Kylie Jenner probably seems like an obvious choice when thinking about celebrities to write about in the online world. Her social media presence has given her a whole new claim to fame (possibly her only claim). Kylie’s Instagram is so revered by fans, that Glamour Magazine published her tips on “How to Take a Good Selfie”. My personal favorite piece of advice, “It’s really weird when people post constant selfies.” The irony of this pointer is almost too much to handle. (See image below)
…does this face ever get old?
All selfies aside, Kylie Jenner’s strong presence on social media, the fact that she is only sixteen and the influence she has on her followers, all contributed to my decision in choosing to study her self-performance on Instagram.
Amy Dobson in “The ‘grotesque body’ in young women’s self presentation on Myspace” discusses the way both celebrities and femininity are represented in fashion magazines. She states, “the poses are non-naturalistic, but rather static, theatrical, framed, and classically feminine, so that whilst the celebrity may look at the viewer, she remains symbolically distant from the viewer, ‘out of reach’, and an object of idealisation. The image that results of the celebrity in question is a fetishised and idealised one…”(13)
In contrast to this representation is the tabloid magazines which aim to demystify celebrities in a “grotesque” and shaming manner. Social media complicates this relationship between producer and publisher because now users can be both. They have the capability of both creating and sharing their own images. In the case of Kylie Jenner, the pictures she posts are very much classical representations of femininity. They are highly stylized and she appears frozen in time, similar to the representations seen in high fashion magazines. Even though Instagram is a non-professional photo medium, her selfies have the same characteristics of an editorial magazine. Not only are these idealized photos, many times they are overtly sexual and appealing to the male gaze. Her photos perfectly embody the concept of “heterosexy”. Images that aim at being attractive to men and take cues from pornography. They are images that mix traditional girlishness with porn sexuality. It may be that Kylie Jenner is not only the perfect example of “heterosexy” among teenagers online, but also that she is an influence spreading and making this trend even more prevalent by giving tips to fans on how to take photos more like her own.
Despite the fact that Kylie Jenner is a celebrity with 6.3 million followers on Instagram, when studying her posts over the past week I realized something very interesting about her identity on this platform. Kylie Jenner is nothing more than your average sixteen year old girl, taking sexy pictures for boys and flaunting her possessions and friends. While I am positive that Kylie carefully constructs the identity she wants her fans to know and believe, her Instagram has a very personal, youthful vibe grounded in reality that often times many celebrities profiles do not have. Like Kylie, many girls on social media are blurring the lines between reality and fantasy. One way users create their own reality on Instagram is by self-branding. Through what they are wearing, to the activities they are doing, these photos create a whole profile of the user, specifically designed by the user.

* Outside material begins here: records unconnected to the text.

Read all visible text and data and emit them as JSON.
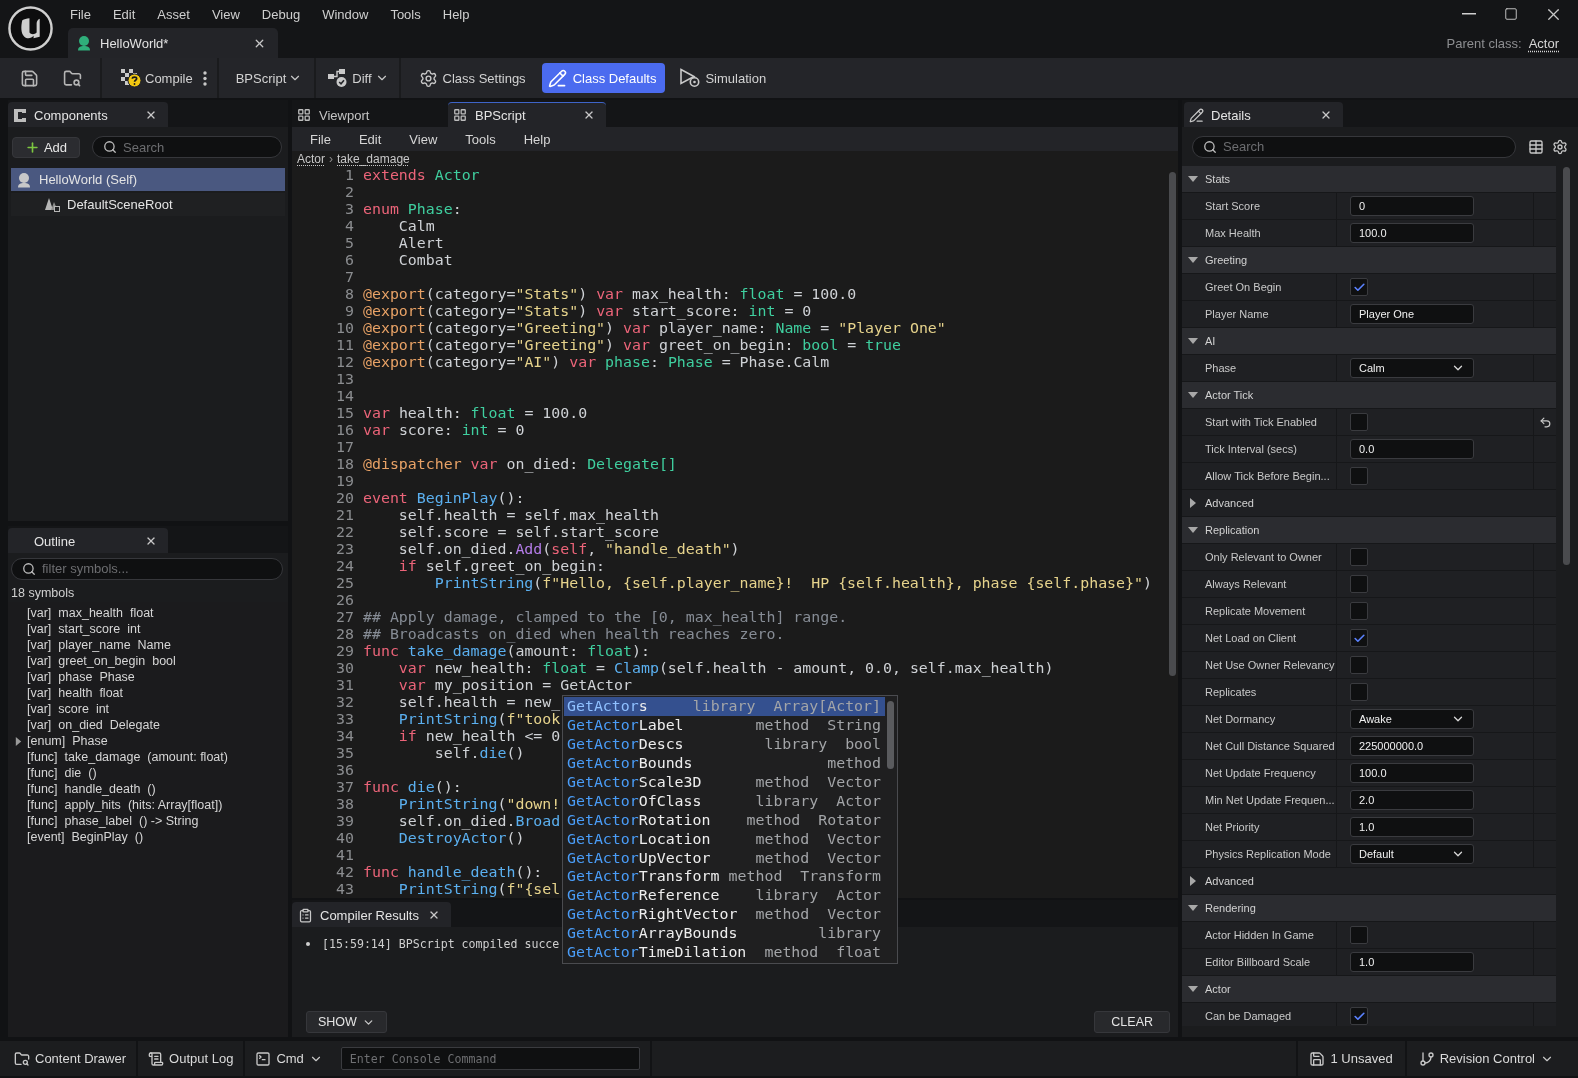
{
  "menu_bar": {
    "items": [
      "File",
      "Edit",
      "Asset",
      "View",
      "Debug",
      "Window",
      "Tools",
      "Help"
    ]
  },
  "document_tab": {
    "title": "HelloWorld*"
  },
  "parent_class": {
    "label": "Parent class:",
    "value": "Actor"
  },
  "toolbar": {
    "compile": "Compile",
    "script": "BPScript",
    "diff": "Diff",
    "modes": [
      {
        "label": "Class Settings",
        "selected": false
      },
      {
        "label": "Class Defaults",
        "selected": true
      },
      {
        "label": "Simulation",
        "selected": false
      }
    ]
  },
  "components_panel": {
    "title": "Components",
    "add_button": "Add",
    "search": {
      "placeholder": "Search"
    },
    "tree": [
      {
        "label": "HelloWorld (Self)",
        "selected": true,
        "children": [
          {
            "label": "DefaultSceneRoot",
            "selected": false
          }
        ]
      }
    ]
  },
  "outline_panel": {
    "title": "Outline",
    "filter": {
      "placeholder": "filter symbols..."
    },
    "count": "18 symbols",
    "symbols": [
      {
        "tag": "[var]",
        "name": "max_health",
        "detail": "float"
      },
      {
        "tag": "[var]",
        "name": "start_score",
        "detail": "int"
      },
      {
        "tag": "[var]",
        "name": "player_name",
        "detail": "Name"
      },
      {
        "tag": "[var]",
        "name": "greet_on_begin",
        "detail": "bool"
      },
      {
        "tag": "[var]",
        "name": "phase",
        "detail": "Phase"
      },
      {
        "tag": "[var]",
        "name": "health",
        "detail": "float"
      },
      {
        "tag": "[var]",
        "name": "score",
        "detail": "int"
      },
      {
        "tag": "[var]",
        "name": "on_died",
        "detail": "Delegate"
      },
      {
        "tag": "[enum]",
        "name": "Phase",
        "expanded": false
      },
      {
        "tag": "[func]",
        "name": "take_damage",
        "detail": "(amount: float)"
      },
      {
        "tag": "[func]",
        "name": "die",
        "detail": "()"
      },
      {
        "tag": "[func]",
        "name": "handle_death",
        "detail": "()"
      },
      {
        "tag": "[func]",
        "name": "apply_hits",
        "detail": "(hits: Array[float])"
      },
      {
        "tag": "[func]",
        "name": "phase_label",
        "detail": "() -> String"
      },
      {
        "tag": "[event]",
        "name": "BeginPlay",
        "detail": "()"
      }
    ]
  },
  "editor": {
    "tabs": [
      {
        "label": "Viewport",
        "selected": false
      },
      {
        "label": "BPScript",
        "selected": true
      }
    ],
    "menu": [
      "File",
      "Edit",
      "View",
      "Tools",
      "Help"
    ],
    "breadcrumb": {
      "items": [
        "Actor",
        "take_damage"
      ],
      "separator": "›"
    },
    "lines": [
      {
        "number": "1",
        "tokens": [
          {
            "kind": "keyword",
            "text": "extends "
          },
          {
            "kind": "type",
            "text": "Actor"
          }
        ]
      },
      {
        "number": "2"
      },
      {
        "number": "3",
        "tokens": [
          {
            "kind": "keyword",
            "text": "enum "
          },
          {
            "kind": "type",
            "text": "Phase"
          },
          {
            "kind": "plain",
            "text": ":"
          }
        ]
      },
      {
        "number": "4",
        "tokens": [
          {
            "kind": "plain",
            "text": "    Calm"
          }
        ]
      },
      {
        "number": "5",
        "tokens": [
          {
            "kind": "plain",
            "text": "    Alert"
          }
        ]
      },
      {
        "number": "6",
        "tokens": [
          {
            "kind": "plain",
            "text": "    Combat"
          }
        ]
      },
      {
        "number": "7"
      },
      {
        "number": "8",
        "tokens": [
          {
            "kind": "decorator",
            "text": "@export"
          },
          {
            "kind": "plain",
            "text": "(category="
          },
          {
            "kind": "string",
            "text": "\"Stats\""
          },
          {
            "kind": "plain",
            "text": ") "
          },
          {
            "kind": "keyword",
            "text": "var "
          },
          {
            "kind": "plain",
            "text": "max_health: "
          },
          {
            "kind": "type",
            "text": "float"
          },
          {
            "kind": "plain",
            "text": " = 100.0"
          }
        ]
      },
      {
        "number": "9",
        "tokens": [
          {
            "kind": "decorator",
            "text": "@export"
          },
          {
            "kind": "plain",
            "text": "(category="
          },
          {
            "kind": "string",
            "text": "\"Stats\""
          },
          {
            "kind": "plain",
            "text": ") "
          },
          {
            "kind": "keyword",
            "text": "var "
          },
          {
            "kind": "plain",
            "text": "start_score: "
          },
          {
            "kind": "type",
            "text": "int"
          },
          {
            "kind": "plain",
            "text": " = 0"
          }
        ]
      },
      {
        "number": "10",
        "tokens": [
          {
            "kind": "decorator",
            "text": "@export"
          },
          {
            "kind": "plain",
            "text": "(category="
          },
          {
            "kind": "string",
            "text": "\"Greeting\""
          },
          {
            "kind": "plain",
            "text": ") "
          },
          {
            "kind": "keyword",
            "text": "var "
          },
          {
            "kind": "plain",
            "text": "player_name: "
          },
          {
            "kind": "type",
            "text": "Name"
          },
          {
            "kind": "plain",
            "text": " = "
          },
          {
            "kind": "string",
            "text": "\"Player One\""
          }
        ]
      },
      {
        "number": "11",
        "tokens": [
          {
            "kind": "decorator",
            "text": "@export"
          },
          {
            "kind": "plain",
            "text": "(category="
          },
          {
            "kind": "string",
            "text": "\"Greeting\""
          },
          {
            "kind": "plain",
            "text": ") "
          },
          {
            "kind": "keyword",
            "text": "var "
          },
          {
            "kind": "plain",
            "text": "greet_on_begin: "
          },
          {
            "kind": "type",
            "text": "bool"
          },
          {
            "kind": "plain",
            "text": " = "
          },
          {
            "kind": "constant",
            "text": "true"
          }
        ]
      },
      {
        "number": "12",
        "tokens": [
          {
            "kind": "decorator",
            "text": "@export"
          },
          {
            "kind": "plain",
            "text": "(category="
          },
          {
            "kind": "string",
            "text": "\"AI\""
          },
          {
            "kind": "plain",
            "text": ") "
          },
          {
            "kind": "keyword",
            "text": "var "
          },
          {
            "kind": "type",
            "text": "phase"
          },
          {
            "kind": "plain",
            "text": ": "
          },
          {
            "kind": "type",
            "text": "Phase"
          },
          {
            "kind": "plain",
            "text": " = Phase.Calm"
          }
        ]
      },
      {
        "number": "13"
      },
      {
        "number": "14"
      },
      {
        "number": "15",
        "tokens": [
          {
            "kind": "keyword",
            "text": "var "
          },
          {
            "kind": "plain",
            "text": "health: "
          },
          {
            "kind": "type",
            "text": "float"
          },
          {
            "kind": "plain",
            "text": " = 100.0"
          }
        ]
      },
      {
        "number": "16",
        "tokens": [
          {
            "kind": "keyword",
            "text": "var "
          },
          {
            "kind": "plain",
            "text": "score: "
          },
          {
            "kind": "type",
            "text": "int"
          },
          {
            "kind": "plain",
            "text": " = 0"
          }
        ]
      },
      {
        "number": "17"
      },
      {
        "number": "18",
        "tokens": [
          {
            "kind": "decorator",
            "text": "@dispatcher "
          },
          {
            "kind": "keyword",
            "text": "var "
          },
          {
            "kind": "plain",
            "text": "on_died: "
          },
          {
            "kind": "type",
            "text": "Delegate[]"
          }
        ]
      },
      {
        "number": "19"
      },
      {
        "number": "20",
        "tokens": [
          {
            "kind": "keyword",
            "text": "event "
          },
          {
            "kind": "function",
            "text": "BeginPlay"
          },
          {
            "kind": "plain",
            "text": "():"
          }
        ]
      },
      {
        "number": "21",
        "tokens": [
          {
            "kind": "plain",
            "text": "    self.health = self.max_health"
          }
        ]
      },
      {
        "number": "22",
        "tokens": [
          {
            "kind": "plain",
            "text": "    self.score = self.start_score"
          }
        ]
      },
      {
        "number": "23",
        "tokens": [
          {
            "kind": "plain",
            "text": "    self.on_died."
          },
          {
            "kind": "method",
            "text": "Add"
          },
          {
            "kind": "plain",
            "text": "("
          },
          {
            "kind": "keyword",
            "text": "self"
          },
          {
            "kind": "plain",
            "text": ", "
          },
          {
            "kind": "string",
            "text": "\"handle_death\""
          },
          {
            "kind": "plain",
            "text": ")"
          }
        ]
      },
      {
        "number": "24",
        "tokens": [
          {
            "kind": "keyword",
            "text": "    if "
          },
          {
            "kind": "plain",
            "text": "self.greet_on_begin:"
          }
        ]
      },
      {
        "number": "25",
        "tokens": [
          {
            "kind": "function",
            "text": "        PrintString"
          },
          {
            "kind": "plain",
            "text": "("
          },
          {
            "kind": "string",
            "text": "f\"Hello, {self.player_name}!  HP {self.health}, phase {self.phase}\""
          },
          {
            "kind": "plain",
            "text": ")"
          }
        ]
      },
      {
        "number": "26"
      },
      {
        "number": "27",
        "tokens": [
          {
            "kind": "comment",
            "text": "## Apply damage, clamped to the [0, max_health] range."
          }
        ]
      },
      {
        "number": "28",
        "tokens": [
          {
            "kind": "comment",
            "text": "## Broadcasts on_died when health reaches zero."
          }
        ]
      },
      {
        "number": "29",
        "tokens": [
          {
            "kind": "keyword",
            "text": "func "
          },
          {
            "kind": "function",
            "text": "take_damage"
          },
          {
            "kind": "plain",
            "text": "(amount: "
          },
          {
            "kind": "type",
            "text": "float"
          },
          {
            "kind": "plain",
            "text": "):"
          }
        ]
      },
      {
        "number": "30",
        "tokens": [
          {
            "kind": "keyword",
            "text": "    var "
          },
          {
            "kind": "plain",
            "text": "new_health: "
          },
          {
            "kind": "type",
            "text": "float"
          },
          {
            "kind": "plain",
            "text": " = "
          },
          {
            "kind": "function",
            "text": "Clamp"
          },
          {
            "kind": "plain",
            "text": "(self.health - amount, 0.0, self.max_health)"
          }
        ]
      },
      {
        "number": "31",
        "tokens": [
          {
            "kind": "keyword",
            "text": "    var "
          },
          {
            "kind": "plain",
            "text": "my_position = GetActor"
          }
        ]
      },
      {
        "number": "32",
        "tokens": [
          {
            "kind": "plain",
            "text": "    self.health = new_"
          }
        ]
      },
      {
        "number": "33",
        "tokens": [
          {
            "kind": "function",
            "text": "    PrintString"
          },
          {
            "kind": "plain",
            "text": "("
          },
          {
            "kind": "string",
            "text": "f\"took"
          }
        ]
      },
      {
        "number": "34",
        "tokens": [
          {
            "kind": "keyword",
            "text": "    if "
          },
          {
            "kind": "plain",
            "text": "new_health <= 0"
          }
        ]
      },
      {
        "number": "35",
        "tokens": [
          {
            "kind": "plain",
            "text": "        self."
          },
          {
            "kind": "function",
            "text": "die"
          },
          {
            "kind": "plain",
            "text": "()"
          }
        ]
      },
      {
        "number": "36"
      },
      {
        "number": "37",
        "tokens": [
          {
            "kind": "keyword",
            "text": "func "
          },
          {
            "kind": "function",
            "text": "die"
          },
          {
            "kind": "plain",
            "text": "():"
          }
        ]
      },
      {
        "number": "38",
        "tokens": [
          {
            "kind": "function",
            "text": "    PrintString"
          },
          {
            "kind": "plain",
            "text": "("
          },
          {
            "kind": "string",
            "text": "\"down!"
          }
        ]
      },
      {
        "number": "39",
        "tokens": [
          {
            "kind": "plain",
            "text": "    self.on_died."
          },
          {
            "kind": "function",
            "text": "Broad"
          }
        ]
      },
      {
        "number": "40",
        "tokens": [
          {
            "kind": "function",
            "text": "    DestroyActor"
          },
          {
            "kind": "plain",
            "text": "()"
          }
        ]
      },
      {
        "number": "41"
      },
      {
        "number": "42",
        "tokens": [
          {
            "kind": "keyword",
            "text": "func "
          },
          {
            "kind": "function",
            "text": "handle_death"
          },
          {
            "kind": "plain",
            "text": "():"
          }
        ]
      },
      {
        "number": "43",
        "tokens": [
          {
            "kind": "function",
            "text": "    PrintString"
          },
          {
            "kind": "plain",
            "text": "("
          },
          {
            "kind": "string",
            "text": "f\"{sel"
          }
        ]
      }
    ],
    "autocomplete": {
      "items": [
        {
          "match": "GetActor",
          "rest": "s",
          "category": "library",
          "type": "Array[Actor]",
          "selected": true
        },
        {
          "match": "GetActor",
          "rest": "Label",
          "category": "method",
          "type": "String",
          "selected": false
        },
        {
          "match": "GetActor",
          "rest": "Descs",
          "category": "library",
          "type": "bool",
          "selected": false
        },
        {
          "match": "GetActor",
          "rest": "Bounds",
          "category": "method",
          "selected": false
        },
        {
          "match": "GetActor",
          "rest": "Scale3D",
          "category": "method",
          "type": "Vector",
          "selected": false
        },
        {
          "match": "GetActor",
          "rest": "OfClass",
          "category": "library",
          "type": "Actor",
          "selected": false
        },
        {
          "match": "GetActor",
          "rest": "Rotation",
          "category": "method",
          "type": "Rotator",
          "selected": false
        },
        {
          "match": "GetActor",
          "rest": "Location",
          "category": "method",
          "type": "Vector",
          "selected": false
        },
        {
          "match": "GetActor",
          "rest": "UpVector",
          "category": "method",
          "type": "Vector",
          "selected": false
        },
        {
          "match": "GetActor",
          "rest": "Transform",
          "category": "method",
          "type": "Transform",
          "selected": false
        },
        {
          "match": "GetActor",
          "rest": "Reference",
          "category": "library",
          "type": "Actor",
          "selected": false
        },
        {
          "match": "GetActor",
          "rest": "RightVector",
          "category": "method",
          "type": "Vector",
          "selected": false
        },
        {
          "match": "GetActor",
          "rest": "ArrayBounds",
          "category": "library",
          "selected": false
        },
        {
          "match": "GetActor",
          "rest": "TimeDilation",
          "category": "method",
          "type": "float",
          "selected": false
        }
      ]
    }
  },
  "compiler_results": {
    "title": "Compiler Results",
    "messages": [
      "[15:59:14] BPScript compiled succe"
    ],
    "show_button": "SHOW",
    "clear_button": "CLEAR"
  },
  "details_panel": {
    "title": "Details",
    "search": {
      "placeholder": "Search"
    },
    "sections": [
      {
        "title": "Stats",
        "expanded": true,
        "rows": [
          {
            "kind": "text",
            "label": "Start Score",
            "value": "0"
          },
          {
            "kind": "text",
            "label": "Max Health",
            "value": "100.0"
          }
        ]
      },
      {
        "title": "Greeting",
        "expanded": true,
        "rows": [
          {
            "kind": "checkbox",
            "label": "Greet On Begin",
            "checked": true
          },
          {
            "kind": "text",
            "label": "Player Name",
            "value": "Player One"
          }
        ]
      },
      {
        "title": "AI",
        "expanded": true,
        "rows": [
          {
            "kind": "dropdown",
            "label": "Phase",
            "value": "Calm"
          }
        ]
      },
      {
        "title": "Actor Tick",
        "expanded": true,
        "rows": [
          {
            "kind": "checkbox",
            "label": "Start with Tick Enabled",
            "checked": false,
            "reset": true
          },
          {
            "kind": "text",
            "label": "Tick Interval (secs)",
            "value": "0.0"
          },
          {
            "kind": "checkbox",
            "label": "Allow Tick Before Begin...",
            "checked": false
          },
          {
            "kind": "group",
            "label": "Advanced",
            "expanded": false
          }
        ]
      },
      {
        "title": "Replication",
        "expanded": true,
        "rows": [
          {
            "kind": "checkbox",
            "label": "Only Relevant to Owner",
            "checked": false
          },
          {
            "kind": "checkbox",
            "label": "Always Relevant",
            "checked": false
          },
          {
            "kind": "checkbox",
            "label": "Replicate Movement",
            "checked": false
          },
          {
            "kind": "checkbox",
            "label": "Net Load on Client",
            "checked": true
          },
          {
            "kind": "checkbox",
            "label": "Net Use Owner Relevancy",
            "checked": false
          },
          {
            "kind": "checkbox",
            "label": "Replicates",
            "checked": false
          },
          {
            "kind": "dropdown",
            "label": "Net Dormancy",
            "value": "Awake"
          },
          {
            "kind": "text",
            "label": "Net Cull Distance Squared",
            "value": "225000000.0"
          },
          {
            "kind": "text",
            "label": "Net Update Frequency",
            "value": "100.0"
          },
          {
            "kind": "text",
            "label": "Min Net Update Frequen...",
            "value": "2.0"
          },
          {
            "kind": "text",
            "label": "Net Priority",
            "value": "1.0"
          },
          {
            "kind": "dropdown",
            "label": "Physics Replication Mode",
            "value": "Default"
          },
          {
            "kind": "group",
            "label": "Advanced",
            "expanded": false
          }
        ]
      },
      {
        "title": "Rendering",
        "expanded": true,
        "rows": [
          {
            "kind": "checkbox",
            "label": "Actor Hidden In Game",
            "checked": false
          },
          {
            "kind": "text",
            "label": "Editor Billboard Scale",
            "value": "1.0"
          }
        ]
      },
      {
        "title": "Actor",
        "expanded": true,
        "rows": [
          {
            "kind": "checkbox",
            "label": "Can be Damaged",
            "checked": true
          }
        ]
      }
    ]
  },
  "status_bar": {
    "content_drawer": "Content Drawer",
    "output_log": "Output Log",
    "cmd": "Cmd",
    "console": {
      "placeholder": "Enter Console Command"
    },
    "unsaved": "1 Unsaved",
    "revision_control": "Revision Control"
  }
}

Sarah Banet-Weiser in “Branding the Post-Feminist Self: Girls’ Video Production and YouTube” discusses how the practice of self-branding and selling yourself on YouTube has become normalized especially for young girls today. Similarly I think that Instagram, because of its focus on images and visual cues has created a similar standard of self-branding. Not only are users creating a brand for themselves and viewing themselves as a commodity, they are also using consumer participation in established brands to reinforce their image. Banet-Weiser states, “I want to suggest that this “life” is one that is often intricately linked to the culture of branding. Broadly defined as the deliberate association of products and trademarked names with ideas, concepts, feelings, and relationships, brand culture creates a context within which consumer participation is not simply (or even most importantly) indicated by purchases, but by brand loyalty and affiliation, linking brands to lifestyles, politics, and social activism. Developing a self-brand on commercial social networking sites means that girls reference brands not simply as commodities, but as the context for everyday living.” (13)
If there is one thing in this world that I know is true, it’s that Kylie Jenner has a lot of Cartier “Love” jewelry. How do I know this? Instagram of course. Besides selfies and model shots, its her next favorite subject matter. So what does this brand association do for her online identity? It lets people know that she has money and style. Kylie models as well as has her own clothing line with her sister Kendall at Pac Sun. By studying her Instagram it clear that she positions herself as a “fashionista”. Many posts are dedicated to her sense of style. To enhance this image she posts pictures of all of her designer, high fashion items; bags, jewelry, shoes. She wants her fans to admire her sense of style as well as see her of an arbiter of taste, and she uses brand loyalty and affiliation to help aid that perception.
For a celebrity, Instagram is a platform to show fans their “true” self. I say this because of the fact that celebrities can post the photos and share the content they choose. In a world where paparazzi are spreading stories and tarnishing images, this is a chance to take back control of their representation. Kylie Jenner has used posts on Instagram many times to speak to the stories spread about her and to communicate on a personal level her “true” identity. However this is what people on social media are doing everyday, communicating, evolving and playing with their self-identity online.